> Task brief: Collect from the data below each line with "Projekt".

> Interface dataset entries:
= Beginning of Section =
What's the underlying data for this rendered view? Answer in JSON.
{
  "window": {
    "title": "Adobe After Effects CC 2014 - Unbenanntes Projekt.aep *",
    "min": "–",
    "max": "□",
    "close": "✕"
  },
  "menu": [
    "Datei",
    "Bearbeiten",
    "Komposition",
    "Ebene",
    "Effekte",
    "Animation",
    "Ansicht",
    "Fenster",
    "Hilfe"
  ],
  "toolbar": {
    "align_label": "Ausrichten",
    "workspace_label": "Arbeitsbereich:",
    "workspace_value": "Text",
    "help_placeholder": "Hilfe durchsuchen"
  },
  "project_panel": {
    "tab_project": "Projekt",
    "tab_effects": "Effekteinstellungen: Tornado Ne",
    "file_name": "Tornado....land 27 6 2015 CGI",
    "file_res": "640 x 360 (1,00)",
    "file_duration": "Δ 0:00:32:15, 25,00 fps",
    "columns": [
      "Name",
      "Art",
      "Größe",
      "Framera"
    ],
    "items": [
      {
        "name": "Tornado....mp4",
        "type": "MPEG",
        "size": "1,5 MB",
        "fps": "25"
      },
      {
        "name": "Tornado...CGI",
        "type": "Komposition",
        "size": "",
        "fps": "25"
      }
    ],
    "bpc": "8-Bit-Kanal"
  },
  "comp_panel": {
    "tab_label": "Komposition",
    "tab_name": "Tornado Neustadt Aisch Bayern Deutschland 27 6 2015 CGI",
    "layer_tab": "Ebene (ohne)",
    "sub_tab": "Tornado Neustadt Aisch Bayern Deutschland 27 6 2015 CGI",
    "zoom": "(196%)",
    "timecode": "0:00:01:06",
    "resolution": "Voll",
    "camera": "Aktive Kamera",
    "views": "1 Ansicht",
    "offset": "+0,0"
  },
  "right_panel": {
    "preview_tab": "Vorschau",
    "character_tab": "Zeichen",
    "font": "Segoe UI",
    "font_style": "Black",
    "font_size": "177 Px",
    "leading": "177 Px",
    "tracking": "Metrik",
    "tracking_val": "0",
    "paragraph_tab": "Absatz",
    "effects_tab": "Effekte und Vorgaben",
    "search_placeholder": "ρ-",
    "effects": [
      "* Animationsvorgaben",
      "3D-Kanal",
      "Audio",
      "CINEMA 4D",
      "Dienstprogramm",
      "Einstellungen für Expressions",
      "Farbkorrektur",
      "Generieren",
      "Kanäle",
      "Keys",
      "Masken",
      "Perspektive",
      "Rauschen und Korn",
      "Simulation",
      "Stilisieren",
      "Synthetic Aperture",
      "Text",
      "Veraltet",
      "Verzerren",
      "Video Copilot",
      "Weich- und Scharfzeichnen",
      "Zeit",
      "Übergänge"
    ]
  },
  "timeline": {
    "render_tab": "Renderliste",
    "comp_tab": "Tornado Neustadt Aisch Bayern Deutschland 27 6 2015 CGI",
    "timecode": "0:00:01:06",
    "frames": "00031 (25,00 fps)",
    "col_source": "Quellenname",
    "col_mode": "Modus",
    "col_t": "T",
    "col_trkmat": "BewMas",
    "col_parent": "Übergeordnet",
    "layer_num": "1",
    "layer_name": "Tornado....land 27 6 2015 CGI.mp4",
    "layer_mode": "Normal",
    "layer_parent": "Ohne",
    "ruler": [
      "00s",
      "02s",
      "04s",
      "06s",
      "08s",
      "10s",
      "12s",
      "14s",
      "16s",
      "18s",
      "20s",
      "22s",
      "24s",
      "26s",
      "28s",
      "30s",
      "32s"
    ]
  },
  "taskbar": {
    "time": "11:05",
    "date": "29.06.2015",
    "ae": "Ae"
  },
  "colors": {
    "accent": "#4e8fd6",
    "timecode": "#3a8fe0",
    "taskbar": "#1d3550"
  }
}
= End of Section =
> Task output:
    "title": "Adobe After Effects CC 2014 - Unbenanntes Projekt.aep *",
    "tab_project": "Projekt",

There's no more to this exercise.